Travelling Responsibly

When I consider my trip, it’s important to me that I try to travel responsibly, without doing too much harm in the places that I visit.

It can be tricky. When you’re in a new place trying to figure out all the rules it can be so easy to get caught up in the excitement of haggling and become vicious, perhaps forcing a seller desperate for a sale to go lower than he should, or to feel bad for the begging child and give them money, without stopping to wonder if maybe they’re being kept out of school to do this. Maybe you saw the salesman as just another person trying to scam you out of your money by inflating prices (and of course they exist) without considering that he is doing his job, trying to make a living, and probably makes much less than you. And of course you feel bad for the children, and it hurts to turn them down time and time again, and you don’t want to think of a mother who would purposely keep her kids out of school. Not that I can judge the mothers too much either; I don’t know anything about their situations.

But there are all sorts of landmines like this. I believe it’s important to try and find out about the reality behind such situations in order to be prepared. Of course, each person must choose for themselves what they will and won’t do, but in order to make an informed decision they have to know these things.

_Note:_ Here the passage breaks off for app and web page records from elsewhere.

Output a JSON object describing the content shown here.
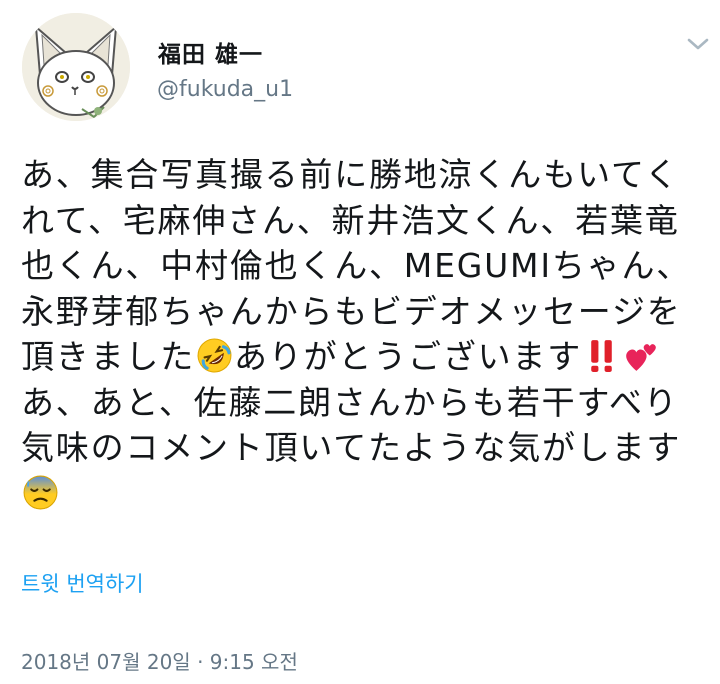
{
  "tweet": {
    "author": {
      "display_name": "福田 雄一",
      "handle": "@fukuda_u1",
      "avatar": "illustrated-cat-avatar"
    },
    "menu_icon": "chevron-down-icon",
    "text_lines": [
      [
        {
          "text": "あ、集合写真撮る前に勝地涼くんもいてく"
        }
      ],
      [
        {
          "text": "れて、宅麻伸さん、新井浩文くん、若葉竜"
        }
      ],
      [
        {
          "text": "也くん、中村倫也くん、MEGUMIちゃん、"
        }
      ],
      [
        {
          "text": "永野芽郁ちゃんからもビデオメッセージを"
        }
      ],
      [
        {
          "text": "頂きました"
        },
        {
          "emoji": "rolling-on-floor-laughing"
        },
        {
          "text": "ありがとうございます"
        },
        {
          "emoji": "double-exclamation"
        },
        {
          "emoji": "two-hearts"
        }
      ],
      [
        {
          "text": "あ、あと、佐藤二朗さんからも若干すべり"
        }
      ],
      [
        {
          "text": "気味のコメント頂いてたような気がします"
        }
      ],
      [
        {
          "emoji": "anxious-face-with-sweat"
        }
      ]
    ],
    "translate_label": "트윗 번역하기",
    "timestamp": "2018년 07월 20일 · 9:15 오전"
  },
  "colors": {
    "text": "#14171a",
    "secondary": "#657786",
    "link": "#1da1f2",
    "background": "#ffffff"
  }
}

Slightly more tricky is when a country has practices you really don’t agree with. You can choose not to go to the country, and many do, or you can choose not to mention it so that you don’t start a fight. These are good options that many people take. However, if you do want to discuss it, it should be handled properly (and be careful in countries where voicing a negative opinion may get you into a lot of trouble!) This is really a general life rule more than anything, but yelling at people and accusing them of being horrible people never accomplishes anything. Now, this is hard because different cultures have different rules of communication, but it’s much better to try and approach the topic as trying to learn their point of view and share your own. Even if you have to stop for a bit to calm down and then continue later. It may not change anybody’s mind, but both sides may understand each other a little more, and you never know!

There are other aspects to travelling responsibly that I could go into, but the most important thing is to keep in mind that you are a visitor and to try to do more good than harm. And if you do make a mistake somewhere along the way, I believe it’s equally important to forgive yourself for it, try to learn from it, and do better next time. After all, travel is all about learning and growing as a person, at least to me.


Shortly after I published this, I came across this National Geographic article, which covers some other aspects of travelling responsibly better than I ever could. Check it out!

2 Replies to “Travelling Responsibly”

  1. Hi Rebecca! I totally know what you mean by this post. It’s difficult because almost every country has its own cultural “rules” and you may not always agree with their general morale. But, like you say, it’s good to be respectful and… “When in Rome”… 🙂

    • Absolutely! And even with countries with serious problems, such as human rights abuses and the like, we can’t really push our opinions on them. It seems like a good way to end up in a dangerous situation. Thanks for commenting!